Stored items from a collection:
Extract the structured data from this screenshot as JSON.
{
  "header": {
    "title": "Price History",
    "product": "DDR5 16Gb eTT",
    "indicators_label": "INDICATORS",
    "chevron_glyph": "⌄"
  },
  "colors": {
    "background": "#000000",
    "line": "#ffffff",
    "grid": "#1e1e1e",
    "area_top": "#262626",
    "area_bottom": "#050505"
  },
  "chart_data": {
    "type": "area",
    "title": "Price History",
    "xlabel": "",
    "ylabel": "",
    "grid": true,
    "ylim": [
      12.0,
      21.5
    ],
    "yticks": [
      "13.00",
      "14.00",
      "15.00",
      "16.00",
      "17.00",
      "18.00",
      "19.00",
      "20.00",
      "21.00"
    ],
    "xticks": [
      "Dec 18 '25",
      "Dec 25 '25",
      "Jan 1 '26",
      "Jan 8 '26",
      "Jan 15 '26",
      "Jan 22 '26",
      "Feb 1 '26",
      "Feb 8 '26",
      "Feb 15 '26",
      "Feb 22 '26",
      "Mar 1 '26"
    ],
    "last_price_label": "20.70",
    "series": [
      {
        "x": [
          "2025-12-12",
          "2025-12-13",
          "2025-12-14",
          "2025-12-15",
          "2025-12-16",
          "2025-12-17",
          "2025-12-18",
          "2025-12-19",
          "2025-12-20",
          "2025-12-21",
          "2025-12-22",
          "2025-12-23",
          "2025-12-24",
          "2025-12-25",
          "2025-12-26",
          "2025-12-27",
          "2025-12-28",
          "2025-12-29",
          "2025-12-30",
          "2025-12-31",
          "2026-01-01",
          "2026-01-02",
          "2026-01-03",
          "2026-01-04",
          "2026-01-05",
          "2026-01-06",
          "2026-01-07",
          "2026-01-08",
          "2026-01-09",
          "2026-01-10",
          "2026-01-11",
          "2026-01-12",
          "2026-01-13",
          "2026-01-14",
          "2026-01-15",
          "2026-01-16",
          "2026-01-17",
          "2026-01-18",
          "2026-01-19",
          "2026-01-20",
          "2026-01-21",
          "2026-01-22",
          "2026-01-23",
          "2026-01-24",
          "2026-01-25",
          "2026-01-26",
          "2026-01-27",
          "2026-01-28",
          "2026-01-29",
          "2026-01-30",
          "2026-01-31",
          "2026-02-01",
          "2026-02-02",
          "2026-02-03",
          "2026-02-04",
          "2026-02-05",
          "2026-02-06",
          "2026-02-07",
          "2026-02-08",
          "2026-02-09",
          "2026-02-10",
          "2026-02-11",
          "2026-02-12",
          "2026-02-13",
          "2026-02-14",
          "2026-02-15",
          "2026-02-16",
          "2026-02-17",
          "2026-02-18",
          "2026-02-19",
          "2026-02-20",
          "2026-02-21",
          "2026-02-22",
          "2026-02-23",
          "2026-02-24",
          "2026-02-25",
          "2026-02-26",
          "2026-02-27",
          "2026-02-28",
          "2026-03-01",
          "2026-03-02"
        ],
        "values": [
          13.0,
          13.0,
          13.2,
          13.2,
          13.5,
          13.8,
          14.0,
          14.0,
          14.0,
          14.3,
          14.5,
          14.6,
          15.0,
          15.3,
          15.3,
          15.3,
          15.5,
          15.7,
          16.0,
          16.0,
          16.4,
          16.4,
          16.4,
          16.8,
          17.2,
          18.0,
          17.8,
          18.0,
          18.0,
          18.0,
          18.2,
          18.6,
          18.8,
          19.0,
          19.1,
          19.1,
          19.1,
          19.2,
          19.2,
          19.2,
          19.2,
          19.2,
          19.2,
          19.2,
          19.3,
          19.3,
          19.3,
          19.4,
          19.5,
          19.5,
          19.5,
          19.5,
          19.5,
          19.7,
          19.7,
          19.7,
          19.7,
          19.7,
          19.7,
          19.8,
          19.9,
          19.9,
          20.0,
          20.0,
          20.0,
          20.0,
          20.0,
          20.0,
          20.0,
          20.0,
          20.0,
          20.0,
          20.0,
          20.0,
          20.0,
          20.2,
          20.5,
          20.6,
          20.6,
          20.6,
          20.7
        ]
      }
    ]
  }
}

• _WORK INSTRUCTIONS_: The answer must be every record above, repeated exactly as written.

• _COMPLETED EXERCISE_:
Extract the structured data from this screenshot as JSON.
{
  "header": {
    "title": "Price History",
    "product": "DDR5 16Gb eTT",
    "indicators_label": "INDICATORS",
    "chevron_glyph": "⌄"
  },
  "colors": {
    "background": "#000000",
    "line": "#ffffff",
    "grid": "#1e1e1e",
    "area_top": "#262626",
    "area_bottom": "#050505"
  },
  "chart_data": {
    "type": "area",
    "title": "Price History",
    "xlabel": "",
    "ylabel": "",
    "grid": true,
    "ylim": [
      12.0,
      21.5
    ],
    "yticks": [
      "13.00",
      "14.00",
      "15.00",
      "16.00",
      "17.00",
      "18.00",
      "19.00",
      "20.00",
      "21.00"
    ],
    "xticks": [
      "Dec 18 '25",
      "Dec 25 '25",
      "Jan 1 '26",
      "Jan 8 '26",
      "Jan 15 '26",
      "Jan 22 '26",
      "Feb 1 '26",
      "Feb 8 '26",
      "Feb 15 '26",
      "Feb 22 '26",
      "Mar 1 '26"
    ],
    "last_price_label": "20.70",
    "series": [
      {
        "x": [
          "2025-12-12",
          "2025-12-13",
          "2025-12-14",
          "2025-12-15",
          "2025-12-16",
          "2025-12-17",
          "2025-12-18",
          "2025-12-19",
          "2025-12-20",
          "2025-12-21",
          "2025-12-22",
          "2025-12-23",
          "2025-12-24",
          "2025-12-25",
          "2025-12-26",
          "2025-12-27",
          "2025-12-28",
          "2025-12-29",
          "2025-12-30",
          "2025-12-31",
          "2026-01-01",
          "2026-01-02",
          "2026-01-03",
          "2026-01-04",
          "2026-01-05",
          "2026-01-06",
          "2026-01-07",
          "2026-01-08",
          "2026-01-09",
          "2026-01-10",
          "2026-01-11",
          "2026-01-12",
          "2026-01-13",
          "2026-01-14",
          "2026-01-15",
          "2026-01-16",
          "2026-01-17",
          "2026-01-18",
          "2026-01-19",
          "2026-01-20",
          "2026-01-21",
          "2026-01-22",
          "2026-01-23",
          "2026-01-24",
          "2026-01-25",
          "2026-01-26",
          "2026-01-27",
          "2026-01-28",
          "2026-01-29",
          "2026-01-30",
          "2026-01-31",
          "2026-02-01",
          "2026-02-02",
          "2026-02-03",
          "2026-02-04",
          "2026-02-05",
          "2026-02-06",
          "2026-02-07",
          "2026-02-08",
          "2026-02-09",
          "2026-02-10",
          "2026-02-11",
          "2026-02-12",
          "2026-02-13",
          "2026-02-14",
          "2026-02-15",
          "2026-02-16",
          "2026-02-17",
          "2026-02-18",
          "2026-02-19",
          "2026-02-20",
          "2026-02-21",
          "2026-02-22",
          "2026-02-23",
          "2026-02-24",
          "2026-02-25",
          "2026-02-26",
          "2026-02-27",
          "2026-02-28",
          "2026-03-01",
          "2026-03-02"
        ],
        "values": [
          13.0,
          13.0,
          13.2,
          13.2,
          13.5,
          13.8,
          14.0,
          14.0,
          14.0,
          14.3,
          14.5,
          14.6,
          15.0,
          15.3,
          15.3,
          15.3,
          15.5,
          15.7,
          16.0,
          16.0,
          16.4,
          16.4,
          16.4,
          16.8,
          17.2,
          18.0,
          17.8,
          18.0,
          18.0,
          18.0,
          18.2,
          18.6,
          18.8,
          19.0,
          19.1,
          19.1,
          19.1,
          19.2,
          19.2,
          19.2,
          19.2,
          19.2,
          19.2,
          19.2,
          19.3,
          19.3,
          19.3,
          19.4,
          19.5,
          19.5,
          19.5,
          19.5,
          19.5,
          19.7,
          19.7,
          19.7,
          19.7,
          19.7,
          19.7,
          19.8,
          19.9,
          19.9,
          20.0,
          20.0,
          20.0,
          20.0,
          20.0,
          20.0,
          20.0,
          20.0,
          20.0,
          20.0,
          20.0,
          20.0,
          20.0,
          20.2,
          20.5,
          20.6,
          20.6,
          20.6,
          20.7
        ]
      }
    ]
  }
}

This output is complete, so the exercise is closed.